I thought I was in control. Just a little session here and there; a quick hit of site creation or an hour or so wrapped around list and library configuration. It was just a little buzz, pleasant but nothing to get excited about. But these things tend to get out of hand; before I knew it, I was linking web parts, building information architectures and worse. I liked it, I wanted more.
I’m rather afraid that I began to get others hooked too, introducing them to the rush of building a solution to a business need without writing code or even asking IT. Sometimes we would even hang out together, getting a group.
It started intruding into my day job, sneaking in via that oh so seductive Connect to Outlook button. I admit that I favourited it in Windows Explorer as well as in my browser so I could get to it even more quickly. I even had it on my phone.

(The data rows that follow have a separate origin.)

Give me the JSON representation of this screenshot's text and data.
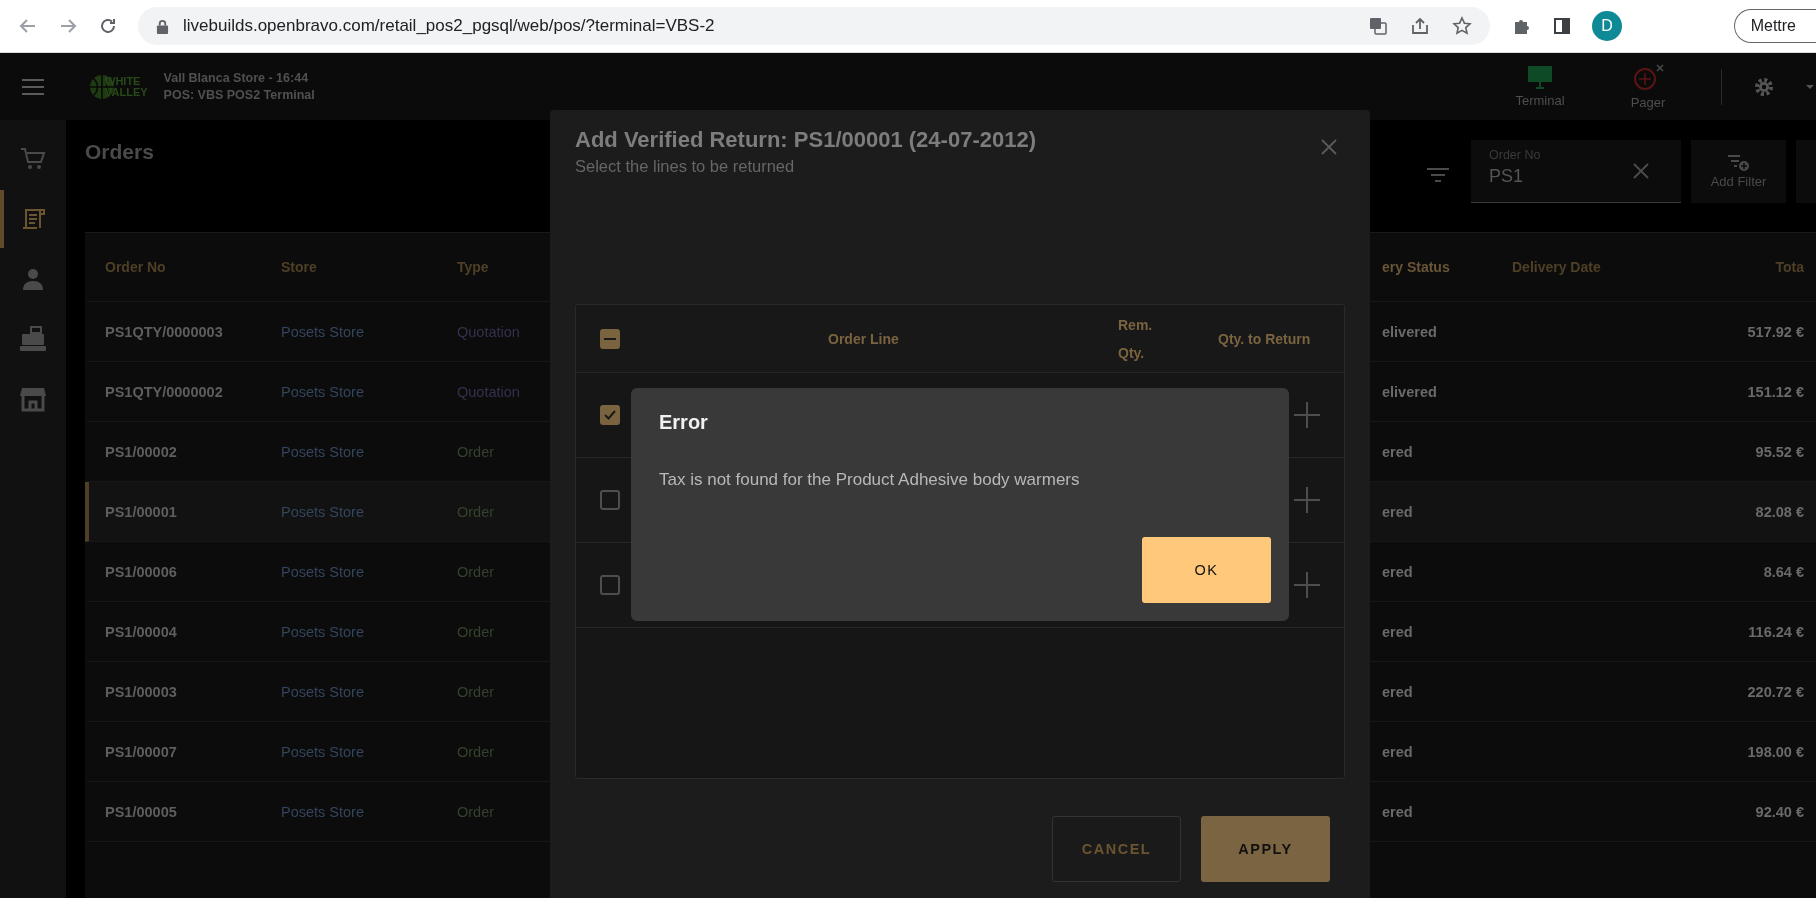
{
  "browser": {
    "url": "livebuilds.openbravo.com/retail_pos2_pgsql/web/pos/?terminal=VBS-2",
    "profile_initial": "D",
    "button": "Mettre"
  },
  "header": {
    "logo": [
      "WHITE",
      "VALLEY"
    ],
    "store_line": "Vall Blanca Store - 16:44",
    "terminal_line": "POS: VBS POS2 Terminal",
    "actions": [
      {
        "kind": "terminal",
        "label": "Terminal"
      },
      {
        "kind": "pager",
        "label": "Pager"
      }
    ]
  },
  "sidebar": {
    "items": [
      {
        "kind": "cart",
        "selected": false
      },
      {
        "kind": "receipt",
        "selected": true
      },
      {
        "kind": "customer",
        "selected": false
      },
      {
        "kind": "register",
        "selected": false
      },
      {
        "kind": "store",
        "selected": false
      }
    ]
  },
  "page": {
    "title": "Orders",
    "filter": {
      "label": "Order No",
      "value": "PS1"
    },
    "add_filter": "Add Filter"
  },
  "table": {
    "columns": {
      "order_no": "Order No",
      "store": "Store",
      "type": "Type",
      "delivery_status": "ery Status",
      "delivery_date": "Delivery Date",
      "total": "Tota"
    },
    "rows": [
      {
        "order_no": "PS1QTY/0000003",
        "store": "Posets Store",
        "type": "Quotation",
        "kind": "quotation",
        "delivery_status": "elivered",
        "total": "517.92 €",
        "selected": false
      },
      {
        "order_no": "PS1QTY/0000002",
        "store": "Posets Store",
        "type": "Quotation",
        "kind": "quotation",
        "delivery_status": "elivered",
        "total": "151.12 €",
        "selected": false
      },
      {
        "order_no": "PS1/00002",
        "store": "Posets Store",
        "type": "Order",
        "kind": "order",
        "delivery_status": "ered",
        "total": "95.52 €",
        "selected": false
      },
      {
        "order_no": "PS1/00001",
        "store": "Posets Store",
        "type": "Order",
        "kind": "order",
        "delivery_status": "ered",
        "total": "82.08 €",
        "selected": true
      },
      {
        "order_no": "PS1/00006",
        "store": "Posets Store",
        "type": "Order",
        "kind": "order",
        "delivery_status": "ered",
        "total": "8.64 €",
        "selected": false
      },
      {
        "order_no": "PS1/00004",
        "store": "Posets Store",
        "type": "Order",
        "kind": "order",
        "delivery_status": "ered",
        "total": "116.24 €",
        "selected": false
      },
      {
        "order_no": "PS1/00003",
        "store": "Posets Store",
        "type": "Order",
        "kind": "order",
        "delivery_status": "ered",
        "total": "220.72 €",
        "selected": false
      },
      {
        "order_no": "PS1/00007",
        "store": "Posets Store",
        "type": "Order",
        "kind": "order",
        "delivery_status": "ered",
        "total": "198.00 €",
        "selected": false
      },
      {
        "order_no": "PS1/00005",
        "store": "Posets Store",
        "type": "Order",
        "kind": "order",
        "delivery_status": "ered",
        "total": "92.40 €",
        "selected": false
      }
    ]
  },
  "dialog": {
    "title": "Add Verified Return: PS1/00001 (24-07-2012)",
    "subtitle": "Select the lines to be returned",
    "columns": {
      "order_line": "Order Line",
      "remaining_qty": "Rem. Qty.",
      "qty_to_return": "Qty. to Return"
    },
    "select_all": {
      "indeterminate": true
    },
    "lines": [
      {
        "checked": true
      },
      {
        "checked": false
      },
      {
        "checked": false
      }
    ],
    "buttons": {
      "cancel": "CANCEL",
      "apply": "APPLY"
    }
  },
  "error": {
    "title": "Error",
    "message": "Tax is not found for the Product Adhesive body warmers",
    "button": "OK"
  }
}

Of course, it had started even before Cloud hit the street. About 9 years ago I had already acquired a serious habit; I even quit my proper job to spend all my time with SharePoint. That year was tough; I had dragged my friend, Taran, down with me and we spent every day, 7 days a week, for a year, lost in the murky world of metadata, site template design, business processes modelling, more information architecture. It was all consuming. We persuaded others to try it, gathering people to us to share the experience. After a while we even rented a den in the centre of Bradford where were could cluster together over the cold and uncaring code. Our dealer, Microsoft, hooked us on a new cut in 2010 and we fell into that completely. 2013 brought a new high. And after that there was a new name on the street, ‘Cloud’ and it was extremely dangerous. You could get your hit almost immediately; it was so accessible, it was so easy. No sneaking around IT departments asking for a ‘connection’ who could get me or my new friends what we needed. With a little care and planning we could go straight to the source. It was cheap too, unless you needed to buy it in bulk.
As we learned more and experimented we learned our own way to package the stuff. We became a major dealer. Our package made it more addictive and much, much easier for new punters to get; instead of a gradual addiction over 6 months or more our “clients” started to get there in 12 weeks, then 8. We stopped short of trying to sell it on street corners, but people started coming to us, referred to their network or word-of-mouth.
Then something odd happened. The cravings changed. Instead of being immersed in a browser wrapped SharePoint haze each and every day, I found myself weaned off it a little. It was still there in the background, but now it sat below what else I was doing. I would make a note, and SharePoint would be there to looking after my notebook, giving me a little buzz of excitement; I would write a document and SharePoint would look after it and even let my addiction buddies write in it at the same time, another buzz; I would check my calendar and there would be SharePoint. It seems like everything I do to get through the day had SharePoint to ease the pain or add to the pleasure. Of course, I still get my proper fix every now and then, but it’s not as often now that SharePoint has become systemic; it’s more like an IV drip than a major hit, and I’m pretty sure that’s a good thing. Clearly worried that users, like me, might be building up a tolerance, our main dealer started introducing extras. Little things at first, like a very mild version the kids on the block call OneDrive (“it’s the business” or something); definitely a gateway experience. Then wilder trips on ‘Delve’. For a while it looked like good old ‘SP’ might be about to disappear; some of the folk at our supplier thought it was a too sophisticated experience for most users, too hard. Those of us who understood, who truly knew it, despaired and protested. And not in vain, for the top man, Mr T, heard our pleas. For those that wanted something softer he let his formulation guys bring ‘Groups’ and ‘Teams’ to the street. Those are very similar, I know, I tried them; good but without the kick or the subtlety of my favoured tool, but great for a quick fix and, so it seems, excellent for parties and unexpected get togethers. Still more ‘experiences’ followed, with esoteric names like ‘Flow’ and ‘PowerApps’; often a little raw, but definitely aiming to fill an important space. ‘Power BI’ wasn’t what many of us expected, but it was good and got much better as they tweaked the recipe. It was soon displacing the similar ‘products’ from our dealers competitors; being a cheaper fix than ‘Tableau’ and far more addictive than ‘Qlikview’.
So, things have changed. I’m definitely not over it, but I am more able to live day-to-day. I started reaching out to others struggling with the same addiction, getting them to move beyond the raw early phase and into the much gentler, refined and understanding territory beyond. We are still hooked, but the addiction and the cravings are under control. You might even say that is a good thing; the obsessive tendencies have mostly gone, the compulsive needs are manageable and the background buzz as business gets done, information gets shared, documents get managed and activities get completed, is a pleasure not a concern.
I’m a recovering SharePoint addict, but I won’t be over it any time soon.← Other blog articles